Overall, there is an undeniable feeling that most top-flight managers have developed a “take it or leave it” approach to a competition that, even now, always captures the imagination at this time every year. You only had to witness what it meant for Sheffield Wednesday, Stevenage and non-league Wrexham — 4-3 winners away to second-tier Coventry City — and Chesterfield, who came within seconds of beating West Bromwich Albion in their thrilling 3- 3 draws. Those fantastic stories underline why the Cup, which goes back more than 150 years, still retains a modern relevance and resonance. It just needs to be given a little more love and attention.
For too many clubs though, the cynical priority is getting to the safety figure of 40 points in the English top flight or chasing a place in the top four. It’s hard to argue against it from a purely financial standpoint, but where is the romance in that? Imagine a day 40 years from now as an ex-player sits his grandson on his knee. What is the lad going to be most excited by: a story of how his grandfather made the top four, or a romantic tale about the day he won the FA Cup and kissed it at Wembley?
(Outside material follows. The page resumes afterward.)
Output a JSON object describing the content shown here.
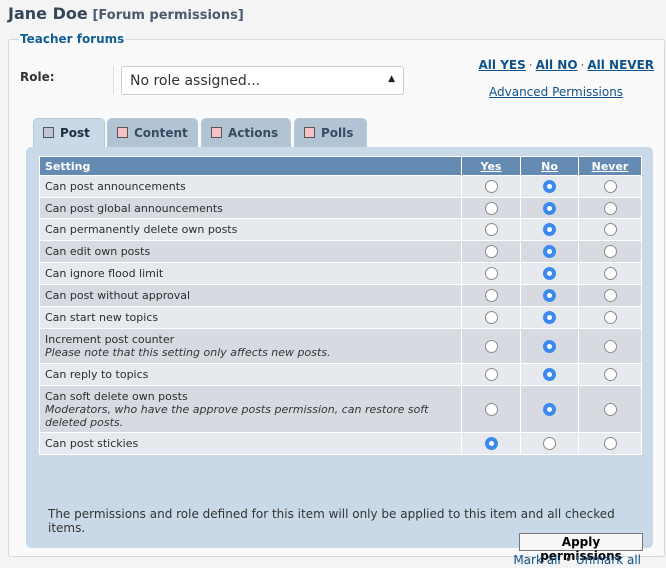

We need to debate how this cherished Cup can be restored to its rightful place in the nation’s hearts. It’s worth debating whether to hand the Wembley winners a place in the Champions League, rather than to the team that finishes fourth in the Premier League? Imagine what a massive match the FA Cup Final would become all over again if the stakes were that high.
Sadly for sentimental dreamers like me, it is never going to happen as the big clubs at the top of the English game will see to that. But is their collective self-interest in the best interest of the game?